HSBC and Dutch bank ING successfully completed the transaction for food and agricultural group Cargill, the Bank said in a statement.

A Euronews report states that the use of blockchain technology in the banking industry is expected to reduce the risk of fraud in letters of credit and other transactions as well as cut down on the number of steps used. Letters of credit are one of the most widely used ways of reducing risk between importers and exporters, helping guarantee more than $2 trillion worth of transactions, but the process creates a long paper trail and takes between five and 10 days to exchange documentation.

“What this means for businesses is that trade finance transactions have been made simpler, faster, more transparent and more secure.”

Putting all of Asia Pacific’s trade-related paperwork into electronic form could slash the time it takes to export goods by up to 44 percent and cut costs by up to 31 percent, the HSBC statement said, citing a study by the United Nations.

The FT reports that the introduction of blockchain, which underlies cryptocurrencies such as bitcoin, is expected to shake up the centuries-old trade-finance industry, reducing the numerous documents and several days of processing needed for a single transaction to a paperless task that can be completed in hours. The distributed ledger technology behind Blockchain has the potential to be used for encrypted and unhackable record-keeping across a range of industries, from property registration to medical records and insurance claims.

The deal was completed using the R3 Corda platform, with a cargo of soybeans exported from Argentina to Malaysia.

Cargill was the exporter and importer on a deal that saw Cargill Geneva selling soybeans on behalf of Cargill Argentina, and Cargill Singapore buying it on behalf of Cargill Malaysia.

It was done using the letter of credit (LC) module of Corda, which has been developed by 12 banks. This enabled the transaction time to be reduced from a standard five to ten days, to 24 hours. The LC was issued by HSBC, with ING acting as the advising bank. The value of the transaction has not been disclosed.

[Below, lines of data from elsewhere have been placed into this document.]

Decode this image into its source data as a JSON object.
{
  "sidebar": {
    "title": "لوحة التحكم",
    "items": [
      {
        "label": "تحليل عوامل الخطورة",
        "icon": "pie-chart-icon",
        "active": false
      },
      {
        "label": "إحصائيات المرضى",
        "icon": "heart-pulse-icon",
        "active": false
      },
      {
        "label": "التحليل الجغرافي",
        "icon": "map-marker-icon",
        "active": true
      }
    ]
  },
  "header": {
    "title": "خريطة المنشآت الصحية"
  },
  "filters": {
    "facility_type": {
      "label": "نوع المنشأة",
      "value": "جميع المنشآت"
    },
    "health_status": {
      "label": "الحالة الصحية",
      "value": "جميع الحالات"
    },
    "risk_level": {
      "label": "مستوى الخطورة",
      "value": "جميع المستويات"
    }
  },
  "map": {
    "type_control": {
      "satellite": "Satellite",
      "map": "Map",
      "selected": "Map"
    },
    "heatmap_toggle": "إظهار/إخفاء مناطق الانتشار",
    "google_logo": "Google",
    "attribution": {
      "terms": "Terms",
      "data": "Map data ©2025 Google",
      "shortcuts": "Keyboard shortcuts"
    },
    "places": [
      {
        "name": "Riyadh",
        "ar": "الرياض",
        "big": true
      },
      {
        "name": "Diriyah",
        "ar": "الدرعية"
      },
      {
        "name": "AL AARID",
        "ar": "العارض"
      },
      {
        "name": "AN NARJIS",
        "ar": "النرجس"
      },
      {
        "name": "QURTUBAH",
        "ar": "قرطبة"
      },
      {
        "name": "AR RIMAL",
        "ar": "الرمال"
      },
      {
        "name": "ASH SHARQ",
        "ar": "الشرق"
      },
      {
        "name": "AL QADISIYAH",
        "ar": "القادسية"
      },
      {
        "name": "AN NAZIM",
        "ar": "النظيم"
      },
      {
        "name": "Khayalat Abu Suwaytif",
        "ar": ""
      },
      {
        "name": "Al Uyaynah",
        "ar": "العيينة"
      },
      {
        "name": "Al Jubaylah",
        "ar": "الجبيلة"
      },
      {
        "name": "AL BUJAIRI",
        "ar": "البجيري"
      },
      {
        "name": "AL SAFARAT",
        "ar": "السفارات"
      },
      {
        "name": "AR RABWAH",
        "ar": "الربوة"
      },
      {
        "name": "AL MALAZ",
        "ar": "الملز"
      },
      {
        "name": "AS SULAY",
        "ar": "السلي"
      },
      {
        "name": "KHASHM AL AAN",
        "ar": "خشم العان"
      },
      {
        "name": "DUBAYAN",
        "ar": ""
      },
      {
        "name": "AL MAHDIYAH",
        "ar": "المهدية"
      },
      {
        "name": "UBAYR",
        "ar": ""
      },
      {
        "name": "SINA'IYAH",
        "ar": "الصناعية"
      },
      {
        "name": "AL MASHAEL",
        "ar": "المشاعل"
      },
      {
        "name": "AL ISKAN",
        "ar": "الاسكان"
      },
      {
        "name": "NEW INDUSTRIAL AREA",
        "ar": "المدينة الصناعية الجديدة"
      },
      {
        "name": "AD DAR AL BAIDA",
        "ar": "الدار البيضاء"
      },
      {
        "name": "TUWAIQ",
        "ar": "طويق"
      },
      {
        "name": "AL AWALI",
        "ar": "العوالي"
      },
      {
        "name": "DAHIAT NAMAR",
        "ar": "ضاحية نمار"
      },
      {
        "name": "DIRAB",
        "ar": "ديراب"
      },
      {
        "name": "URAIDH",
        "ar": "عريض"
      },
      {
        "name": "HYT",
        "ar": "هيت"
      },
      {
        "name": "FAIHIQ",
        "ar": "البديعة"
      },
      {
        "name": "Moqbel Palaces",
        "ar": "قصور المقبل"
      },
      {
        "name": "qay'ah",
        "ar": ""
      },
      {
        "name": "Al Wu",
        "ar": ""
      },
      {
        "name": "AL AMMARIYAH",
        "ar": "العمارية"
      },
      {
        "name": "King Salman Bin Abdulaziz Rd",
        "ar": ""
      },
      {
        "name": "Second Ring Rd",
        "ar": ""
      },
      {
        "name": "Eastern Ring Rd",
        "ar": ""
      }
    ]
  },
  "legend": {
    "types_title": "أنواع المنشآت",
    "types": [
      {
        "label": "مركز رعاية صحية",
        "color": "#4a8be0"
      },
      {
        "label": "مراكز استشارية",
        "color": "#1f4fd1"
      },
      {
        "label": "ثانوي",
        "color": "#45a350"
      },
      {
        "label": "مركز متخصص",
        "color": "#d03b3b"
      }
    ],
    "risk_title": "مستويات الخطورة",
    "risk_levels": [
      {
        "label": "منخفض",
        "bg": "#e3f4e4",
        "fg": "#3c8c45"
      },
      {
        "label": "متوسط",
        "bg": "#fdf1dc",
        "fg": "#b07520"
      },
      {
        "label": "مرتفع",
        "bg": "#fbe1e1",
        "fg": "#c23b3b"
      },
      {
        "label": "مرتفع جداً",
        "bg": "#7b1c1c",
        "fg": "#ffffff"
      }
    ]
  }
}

While the LC was executed on blockchain, other elements of the transaction cycle – such as the bill of lading – were not.

Source HSBC, FT, Euronews, Global Trade Review